Experts in Nigeria’s economic space have said that instability and uncertainty, among other factors, have made the nation’s economy risky for investments.
Speaking during the media and development conference organised by the Centre for Journalism, Innovation, and Development (CJID) in Abuja on Monday, Lola Adekanye, African programme director of the Centre for International Private Enterprise, said that the Nigerian environment was not attractive enough, adding that investors now worry about different kinds of risks.
“A combination of issues is affecting the nation’s ability to attract needed investment, but the primary one is the environment for investment and growth. You will always hear that investors like stability; there needs to be trust in the business sector and what that translates to is that if I put my money in any business, I want to be sure that my return on investment is guaranteed. I want to be sure I don’t want to put N20,000 into a business and I’ll earn N15,000 from it.
“So, the environment for investment in Nigeria is not attractive enough because investors now worry about different kinds of risks, including political risk.
“Like the investment in the Abuja Kaduna rail, and then there was the insecurity attack; I’m not sure what insurance we have to recover the loss that we experienced or are still incurring from that rail project not working optimally right now.
“So, investors before they invest look at the track record of other investments that have been in the country before and when they see that the return on investment is not as guaranteed; there are many unstable indicators, they are not attracted to invest.”
Total investment into the Nigerian economy declined by 33 percent to $1.03 billion in the second quarter of 2023, as against $1.535 billion recorded in Q2 2022.
Speaking further, Adekanye stressed the need for the government to promote stability in the economy through effective fiscal policies and boost opportunities for private sector growth.
She also decried the misuse of borrowed funds, which are spent on recurrent expenditure rather than capital expenditure. According to her, spending funds on capital expenditures can be turned into economic value over time.

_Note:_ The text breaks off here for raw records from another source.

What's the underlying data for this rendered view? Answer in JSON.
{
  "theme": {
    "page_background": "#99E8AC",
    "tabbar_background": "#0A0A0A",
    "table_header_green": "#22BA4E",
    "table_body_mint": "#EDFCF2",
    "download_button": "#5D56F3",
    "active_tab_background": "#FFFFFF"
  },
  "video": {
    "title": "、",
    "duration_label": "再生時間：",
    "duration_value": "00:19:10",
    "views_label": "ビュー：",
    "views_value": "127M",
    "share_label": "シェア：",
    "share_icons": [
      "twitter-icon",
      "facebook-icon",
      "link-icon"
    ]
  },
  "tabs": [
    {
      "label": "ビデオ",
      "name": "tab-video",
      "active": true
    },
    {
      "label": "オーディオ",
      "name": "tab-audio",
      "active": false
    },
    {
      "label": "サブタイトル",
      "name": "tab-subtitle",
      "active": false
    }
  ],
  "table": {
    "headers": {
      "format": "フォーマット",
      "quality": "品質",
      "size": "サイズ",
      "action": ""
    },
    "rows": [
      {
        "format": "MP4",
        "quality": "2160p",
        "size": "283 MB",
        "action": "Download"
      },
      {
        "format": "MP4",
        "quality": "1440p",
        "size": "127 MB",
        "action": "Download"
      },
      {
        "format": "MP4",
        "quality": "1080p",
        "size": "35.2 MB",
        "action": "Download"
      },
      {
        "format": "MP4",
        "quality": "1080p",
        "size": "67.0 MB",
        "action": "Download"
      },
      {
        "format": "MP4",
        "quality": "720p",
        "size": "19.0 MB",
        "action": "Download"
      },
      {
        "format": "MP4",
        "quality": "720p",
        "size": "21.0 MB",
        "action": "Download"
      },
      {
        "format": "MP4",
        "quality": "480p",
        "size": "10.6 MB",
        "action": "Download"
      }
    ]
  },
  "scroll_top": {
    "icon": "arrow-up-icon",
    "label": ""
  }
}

“Government is borrowing to service recurring expenditures; government is borrowing to give out palliatives that do not demonstrate enough trust that the return on investment will be guaranteed. And so these are things that the government has to work on,” she said.
Umar Yakubu, executive director of the Centre for Fiscal Transparency and Integrity Watch, noted that Nigeria currently has an infrastructure deficit that can be met through investments.
He, however, said that Nigeria lagged in terms of due diligence when it comes to the use of borrowed funds.
“Our level of due diligence is very low. We sign contracts without properly understanding what we’re supposed to do. Even if we do understand them, we do not sometimes sign them for national interest and national security purposes. That is why you will see a lot of problems where the money has been collected, and when it comes to paying, you will not see the value of the money.
“Secondly, we have to also strengthen our internal systems. When you borrow money, you know that future generations are going to pay so you have to ensure that the money is properly utilised. Meanwhile, the lenders do not care if they have already borrowed the money or how you pay. Lastly, or most importantly, there needs to be more transparency.
Like I said earlier, Nigeria is indebted $250 billion. If you asked for the components of those loans, you’ll see how we borrow them. But were the citizens engaged? Were the media invited? Were people invited to see and probably scrutinise how we use the money we borrowed? You find out they were not there. So these are the three things.
“I think we just need to add due diligence, transparency, and accountability to go with what is being borrowed for effectiveness.”